- PROBLEM TO SOLVE
Your answer needs to include each line of the records in which the string "Copy" can be found.

Website and app data records
· · · ·

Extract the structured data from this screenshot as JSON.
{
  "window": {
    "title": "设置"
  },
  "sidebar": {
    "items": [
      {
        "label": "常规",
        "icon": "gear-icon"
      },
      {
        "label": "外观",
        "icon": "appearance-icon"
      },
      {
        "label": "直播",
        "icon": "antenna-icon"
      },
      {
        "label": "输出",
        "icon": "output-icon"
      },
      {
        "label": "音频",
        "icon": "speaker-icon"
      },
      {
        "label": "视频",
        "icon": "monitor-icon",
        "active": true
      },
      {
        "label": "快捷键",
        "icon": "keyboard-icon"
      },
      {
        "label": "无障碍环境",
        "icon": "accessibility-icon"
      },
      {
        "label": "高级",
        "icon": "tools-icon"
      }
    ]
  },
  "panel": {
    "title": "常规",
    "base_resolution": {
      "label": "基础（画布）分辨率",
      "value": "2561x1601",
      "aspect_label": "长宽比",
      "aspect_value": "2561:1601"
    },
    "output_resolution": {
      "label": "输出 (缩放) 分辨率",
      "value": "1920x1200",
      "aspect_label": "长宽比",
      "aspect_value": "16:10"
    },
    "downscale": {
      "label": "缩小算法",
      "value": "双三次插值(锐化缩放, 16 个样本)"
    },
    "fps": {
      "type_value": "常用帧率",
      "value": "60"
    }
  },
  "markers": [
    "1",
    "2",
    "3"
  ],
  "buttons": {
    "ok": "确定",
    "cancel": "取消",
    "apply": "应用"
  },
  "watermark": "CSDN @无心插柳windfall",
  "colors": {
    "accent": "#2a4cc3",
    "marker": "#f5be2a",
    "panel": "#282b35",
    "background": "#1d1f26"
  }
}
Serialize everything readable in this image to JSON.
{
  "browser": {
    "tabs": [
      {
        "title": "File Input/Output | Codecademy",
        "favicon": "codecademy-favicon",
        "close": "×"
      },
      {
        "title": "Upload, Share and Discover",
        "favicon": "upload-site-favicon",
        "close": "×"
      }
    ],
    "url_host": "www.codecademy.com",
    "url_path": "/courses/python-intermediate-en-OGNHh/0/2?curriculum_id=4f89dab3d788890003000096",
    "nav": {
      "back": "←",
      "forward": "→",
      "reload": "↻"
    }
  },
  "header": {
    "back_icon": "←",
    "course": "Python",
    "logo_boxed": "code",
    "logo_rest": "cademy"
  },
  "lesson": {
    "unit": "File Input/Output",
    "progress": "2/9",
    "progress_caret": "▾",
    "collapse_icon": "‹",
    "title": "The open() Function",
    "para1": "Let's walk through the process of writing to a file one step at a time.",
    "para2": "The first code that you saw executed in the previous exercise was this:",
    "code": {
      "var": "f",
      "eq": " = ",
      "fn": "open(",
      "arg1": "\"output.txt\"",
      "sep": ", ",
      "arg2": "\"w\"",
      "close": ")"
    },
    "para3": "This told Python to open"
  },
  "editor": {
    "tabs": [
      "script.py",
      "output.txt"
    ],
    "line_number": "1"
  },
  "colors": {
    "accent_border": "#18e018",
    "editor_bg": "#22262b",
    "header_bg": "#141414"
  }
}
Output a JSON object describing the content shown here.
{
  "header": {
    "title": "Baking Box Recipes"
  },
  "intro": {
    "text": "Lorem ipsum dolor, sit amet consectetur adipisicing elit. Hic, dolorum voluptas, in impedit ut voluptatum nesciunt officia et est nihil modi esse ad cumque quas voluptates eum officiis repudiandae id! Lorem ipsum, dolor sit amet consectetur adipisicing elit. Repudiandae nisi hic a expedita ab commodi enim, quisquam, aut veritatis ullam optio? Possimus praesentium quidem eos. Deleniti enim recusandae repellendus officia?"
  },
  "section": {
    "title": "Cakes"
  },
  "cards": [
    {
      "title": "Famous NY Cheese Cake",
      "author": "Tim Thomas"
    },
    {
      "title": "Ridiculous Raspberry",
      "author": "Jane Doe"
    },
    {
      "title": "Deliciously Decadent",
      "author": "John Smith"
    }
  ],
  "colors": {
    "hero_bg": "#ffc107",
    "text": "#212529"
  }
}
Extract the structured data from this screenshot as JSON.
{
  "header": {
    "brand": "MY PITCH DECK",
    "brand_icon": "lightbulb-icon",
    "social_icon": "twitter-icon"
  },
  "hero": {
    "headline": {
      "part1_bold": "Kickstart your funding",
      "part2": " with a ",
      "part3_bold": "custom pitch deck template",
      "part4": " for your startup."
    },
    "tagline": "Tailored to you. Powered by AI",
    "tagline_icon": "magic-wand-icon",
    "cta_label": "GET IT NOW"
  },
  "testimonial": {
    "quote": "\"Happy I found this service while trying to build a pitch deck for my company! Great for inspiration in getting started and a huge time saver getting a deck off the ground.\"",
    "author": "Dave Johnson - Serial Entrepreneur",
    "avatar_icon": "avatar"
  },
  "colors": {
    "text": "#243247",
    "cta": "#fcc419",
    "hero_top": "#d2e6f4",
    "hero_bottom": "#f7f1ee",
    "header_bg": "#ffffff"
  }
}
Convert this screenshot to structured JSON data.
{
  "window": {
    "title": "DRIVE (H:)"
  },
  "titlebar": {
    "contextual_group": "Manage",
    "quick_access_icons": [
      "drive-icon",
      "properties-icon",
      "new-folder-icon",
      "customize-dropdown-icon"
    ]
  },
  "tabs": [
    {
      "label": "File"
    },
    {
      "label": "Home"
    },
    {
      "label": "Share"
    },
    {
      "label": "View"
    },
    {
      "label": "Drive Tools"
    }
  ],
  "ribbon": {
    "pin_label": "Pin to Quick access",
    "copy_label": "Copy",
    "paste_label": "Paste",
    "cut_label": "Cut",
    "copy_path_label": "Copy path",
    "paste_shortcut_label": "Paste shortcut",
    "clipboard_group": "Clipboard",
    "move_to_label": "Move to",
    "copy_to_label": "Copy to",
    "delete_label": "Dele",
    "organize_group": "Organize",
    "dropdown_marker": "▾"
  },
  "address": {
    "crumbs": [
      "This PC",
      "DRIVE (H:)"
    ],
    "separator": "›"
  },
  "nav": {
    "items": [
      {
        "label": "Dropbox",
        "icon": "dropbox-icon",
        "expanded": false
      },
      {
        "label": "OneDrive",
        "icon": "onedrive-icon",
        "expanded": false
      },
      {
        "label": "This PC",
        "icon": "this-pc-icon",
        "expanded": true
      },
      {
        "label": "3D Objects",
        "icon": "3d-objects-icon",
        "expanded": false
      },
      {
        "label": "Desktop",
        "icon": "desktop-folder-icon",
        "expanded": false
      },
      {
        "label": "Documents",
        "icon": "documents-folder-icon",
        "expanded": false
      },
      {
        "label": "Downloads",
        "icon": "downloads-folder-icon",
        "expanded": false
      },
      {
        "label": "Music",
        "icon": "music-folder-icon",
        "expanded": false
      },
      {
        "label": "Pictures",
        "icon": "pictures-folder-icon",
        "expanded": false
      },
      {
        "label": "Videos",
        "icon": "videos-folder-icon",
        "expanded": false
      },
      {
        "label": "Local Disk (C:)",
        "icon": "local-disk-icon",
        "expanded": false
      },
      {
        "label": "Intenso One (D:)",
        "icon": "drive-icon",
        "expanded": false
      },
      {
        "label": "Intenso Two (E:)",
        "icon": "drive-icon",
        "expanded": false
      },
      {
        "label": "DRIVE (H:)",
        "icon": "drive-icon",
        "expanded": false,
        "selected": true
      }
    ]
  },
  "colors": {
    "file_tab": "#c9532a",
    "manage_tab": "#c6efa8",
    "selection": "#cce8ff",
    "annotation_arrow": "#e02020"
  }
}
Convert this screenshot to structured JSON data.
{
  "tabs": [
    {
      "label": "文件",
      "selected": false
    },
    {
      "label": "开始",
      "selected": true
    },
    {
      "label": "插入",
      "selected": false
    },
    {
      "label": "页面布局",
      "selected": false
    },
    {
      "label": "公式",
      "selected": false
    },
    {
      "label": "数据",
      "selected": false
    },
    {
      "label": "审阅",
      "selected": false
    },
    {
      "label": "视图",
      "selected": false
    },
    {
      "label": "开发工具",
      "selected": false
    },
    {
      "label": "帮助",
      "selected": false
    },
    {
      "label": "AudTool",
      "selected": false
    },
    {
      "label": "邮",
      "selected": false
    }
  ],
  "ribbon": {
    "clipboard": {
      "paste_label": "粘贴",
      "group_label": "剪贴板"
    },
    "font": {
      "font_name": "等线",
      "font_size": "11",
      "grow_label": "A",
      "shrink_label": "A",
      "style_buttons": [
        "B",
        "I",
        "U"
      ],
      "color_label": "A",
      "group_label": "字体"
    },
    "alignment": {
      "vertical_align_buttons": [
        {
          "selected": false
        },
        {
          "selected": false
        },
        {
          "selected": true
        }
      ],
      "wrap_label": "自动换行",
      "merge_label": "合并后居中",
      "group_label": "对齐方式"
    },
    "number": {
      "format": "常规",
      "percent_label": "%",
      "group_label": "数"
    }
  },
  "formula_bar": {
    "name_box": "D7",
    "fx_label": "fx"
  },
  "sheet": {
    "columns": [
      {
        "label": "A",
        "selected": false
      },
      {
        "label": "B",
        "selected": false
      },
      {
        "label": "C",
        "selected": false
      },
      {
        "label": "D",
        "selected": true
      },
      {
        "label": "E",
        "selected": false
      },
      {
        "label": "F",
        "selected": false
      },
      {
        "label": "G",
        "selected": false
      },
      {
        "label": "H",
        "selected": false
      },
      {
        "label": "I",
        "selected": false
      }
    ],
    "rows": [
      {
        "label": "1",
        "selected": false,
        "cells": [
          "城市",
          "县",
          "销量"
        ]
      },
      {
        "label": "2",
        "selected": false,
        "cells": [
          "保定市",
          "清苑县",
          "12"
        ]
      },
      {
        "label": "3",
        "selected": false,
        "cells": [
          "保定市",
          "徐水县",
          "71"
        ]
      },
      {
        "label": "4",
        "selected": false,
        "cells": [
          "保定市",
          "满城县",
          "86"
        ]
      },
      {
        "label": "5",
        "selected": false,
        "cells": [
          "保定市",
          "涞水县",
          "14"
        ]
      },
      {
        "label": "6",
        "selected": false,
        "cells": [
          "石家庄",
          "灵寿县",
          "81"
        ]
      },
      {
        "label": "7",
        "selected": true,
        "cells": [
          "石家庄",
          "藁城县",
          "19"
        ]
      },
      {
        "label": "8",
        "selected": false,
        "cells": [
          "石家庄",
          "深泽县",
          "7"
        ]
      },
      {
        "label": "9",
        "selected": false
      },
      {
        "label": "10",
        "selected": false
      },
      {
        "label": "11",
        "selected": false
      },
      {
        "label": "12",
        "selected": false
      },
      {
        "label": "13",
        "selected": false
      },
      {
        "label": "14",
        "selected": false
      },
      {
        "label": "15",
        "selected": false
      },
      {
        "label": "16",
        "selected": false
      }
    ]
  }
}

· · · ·

- TASK ANSWER
    "copy_label": "Copy",
    "copy_path_label": "Copy path",
    "copy_to_label": "Copy to",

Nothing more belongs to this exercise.